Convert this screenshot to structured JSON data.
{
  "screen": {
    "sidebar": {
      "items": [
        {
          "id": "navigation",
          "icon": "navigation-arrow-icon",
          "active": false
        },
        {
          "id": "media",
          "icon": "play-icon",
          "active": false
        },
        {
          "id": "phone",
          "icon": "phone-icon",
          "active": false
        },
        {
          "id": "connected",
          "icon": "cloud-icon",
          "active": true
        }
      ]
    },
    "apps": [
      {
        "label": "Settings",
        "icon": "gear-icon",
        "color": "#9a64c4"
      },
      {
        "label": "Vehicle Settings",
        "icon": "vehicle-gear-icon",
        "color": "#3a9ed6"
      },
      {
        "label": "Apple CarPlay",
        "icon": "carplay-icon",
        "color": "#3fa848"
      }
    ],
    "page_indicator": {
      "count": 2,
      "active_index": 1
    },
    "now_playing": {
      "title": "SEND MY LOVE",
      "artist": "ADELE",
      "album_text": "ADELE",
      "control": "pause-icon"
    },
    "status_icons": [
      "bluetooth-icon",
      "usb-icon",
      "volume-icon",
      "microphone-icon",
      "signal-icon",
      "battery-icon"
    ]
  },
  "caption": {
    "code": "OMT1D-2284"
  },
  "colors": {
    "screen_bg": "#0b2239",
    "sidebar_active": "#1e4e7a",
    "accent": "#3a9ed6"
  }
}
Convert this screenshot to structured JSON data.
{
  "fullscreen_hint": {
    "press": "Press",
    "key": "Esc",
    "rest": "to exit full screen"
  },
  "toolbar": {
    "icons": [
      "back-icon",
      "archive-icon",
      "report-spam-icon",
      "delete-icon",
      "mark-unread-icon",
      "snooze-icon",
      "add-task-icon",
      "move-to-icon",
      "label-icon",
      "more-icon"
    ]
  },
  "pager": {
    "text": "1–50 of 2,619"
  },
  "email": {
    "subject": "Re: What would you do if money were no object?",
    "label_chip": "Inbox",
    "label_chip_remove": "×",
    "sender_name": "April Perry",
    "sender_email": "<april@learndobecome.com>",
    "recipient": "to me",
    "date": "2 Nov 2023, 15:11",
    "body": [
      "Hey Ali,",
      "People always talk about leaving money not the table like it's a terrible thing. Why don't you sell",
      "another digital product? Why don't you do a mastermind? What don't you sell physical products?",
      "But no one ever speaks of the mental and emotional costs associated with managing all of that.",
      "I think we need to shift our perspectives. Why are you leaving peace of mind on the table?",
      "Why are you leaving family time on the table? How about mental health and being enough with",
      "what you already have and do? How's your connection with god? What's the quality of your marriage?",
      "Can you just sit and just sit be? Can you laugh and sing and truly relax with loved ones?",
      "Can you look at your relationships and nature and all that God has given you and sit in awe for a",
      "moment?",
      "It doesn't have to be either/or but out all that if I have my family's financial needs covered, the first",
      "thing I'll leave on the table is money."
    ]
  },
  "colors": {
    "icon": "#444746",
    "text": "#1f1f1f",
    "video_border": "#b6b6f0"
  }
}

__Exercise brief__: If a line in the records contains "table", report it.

__Answer for this exercise__:
      "People always talk about leaving money not the table like it's a terrible thing. Why don't you sell",
      "I think we need to shift our perspectives. Why are you leaving peace of mind on the table?",
      "Why are you leaving family time on the table? How about mental health and being enough with",
      "thing I'll leave on the table is money."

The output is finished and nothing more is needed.